A young child could be given the job of checking the weather online for the next day and reporting the findings at dinner so everyone can plan accordingly, such as whether an umbrella or gloves will be needed or if more time will be required during the morning rush to shovel snow or clear off the car.
Ask kids to come up with five healthy ideas incorporating three or four food groups they'd like to eat before a grocery shopping outing so that you can have items on hand.
If they're stumped, go online or flip through some cookbooks. If friends are over for a playdate, ask them what they love to eat for breakfast. "Maybe something that their friend suggests will all of a sudden be very cool and interesting," she added.
Choose items from the food groups meat and alternatives, milk and alternatives, grain products, and vegetables and fruit found in Canada's Food Guide.
"Have a good source of protein so your child's energy and attention aren't petering out before recess," said Harrison. These can include eggs, beef, chicken, fish, tofu, nuts, seeds, nut butters and chunks of hard cheese. Greek yogurt has more protein than regular yogurt.

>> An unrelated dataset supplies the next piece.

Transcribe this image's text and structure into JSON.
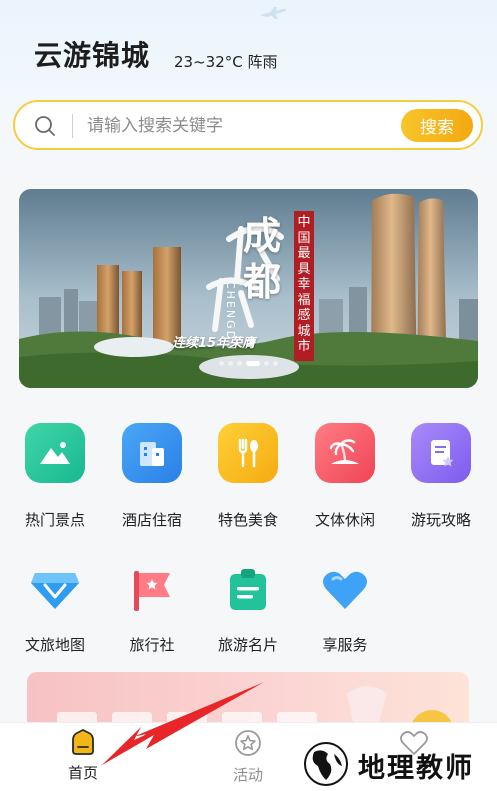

Dress up cereal with cut-up fresh fruit. Store nuts, seeds and dried fruit in containers that can be put out on the table so kids can help themselves.
Have crackers, pita bread, bagels and wraps on hand to build healthy breakfasts around.
"It's a good idea to serve whole grains as often as possible for kids because we know Canadians aren't eating enough whole grains," said Harrison.
When it comes to fruits and vegetables, the more variety the better. Choose fresh and in season and unsweetened frozen or canned at other times, Harrison said.
Cut-up fruit can go on hot or cold cereal, oatmeal, yogurt or as a side dish with scrambled eggs.
Frozen fruit is already washed and chopped. It's good with muesli or it can be stirred into yogurt. Or heat it up in the microwave to top pancakes, waffles or french toast. Stir a little bit of maple syrup into frozen berries. Make smoothies.
Fruit cups consisting of unsweetened mandarin oranges, peaches, pears or mixed fruits provide choices for grab and go.
Think beyond traditional breakfast foods. Make some extra dinner to have for breakfast. "My daughter would be happy to have a bowl of spaghetti and meat sauce for breakfast. Some kids love savoury foods at breakfast," Harrison said.
Consider baked beans or canned tuna or salmon on toast, congee (a type of rice porridge popular in many Asian countries that can include meat or fish) or an English muffin spread with pizza sauce and topped with cheese and then popped under the broiler for a few minutes.Here are 10 ideas for breakfast in five minutes or less from registered dietitian Carol Harrison:
— Breakfast to go: Fruity smoothie in a vacuum flask; bagel with almond butter and apple slices.
— Lunch for breakfast: Tuna salad made with sliced red grapes and chopped lettuce stuffed into 1/2 a whole-wheat pita plus yogurt.
— Make-ahead breakfast: Hard-boiled egg (they keep for a week in the refrigerator with the shell on), yogurt drink, fruit cup and bread sticks.
— Make-your-own yogurt parfaits: Use any fancy dessert cups. Toppings can include pecans, walnuts, dried cranberries, cherries or chopped apricots, raisins, vanilla, cinnamon, any chopped fresh, unsweetened frozen or canned fruit, dry whole-grain or high-fibre cereal, granola, coconut. Organize toppings the night before.
— English-style: Canned baked beans served over toast with orange wedges.
— Dinner leftovers: Reheat and add a glass of milk and piece of fruit.
— French toast, pancakes or waffles: Make extra on the weekend and freeze. Defrost in the microwave or pop into the toaster. Heat frozen berries in the microwave with a little maple syrup for a fruity topping.
— Canned lower-sodium vegetable soup: Add any leftover cooked meat, tofu or chicken, brown rice or a handful of frozen vegetables. Serve with whole-grain crackers and seasonal fruit.
— CLT sandwich: Cheese, lettuce and tomato layered on a whole-wheat English muffin plus grapes and yogurt.
Source: Registered dietitian Carol Harrison.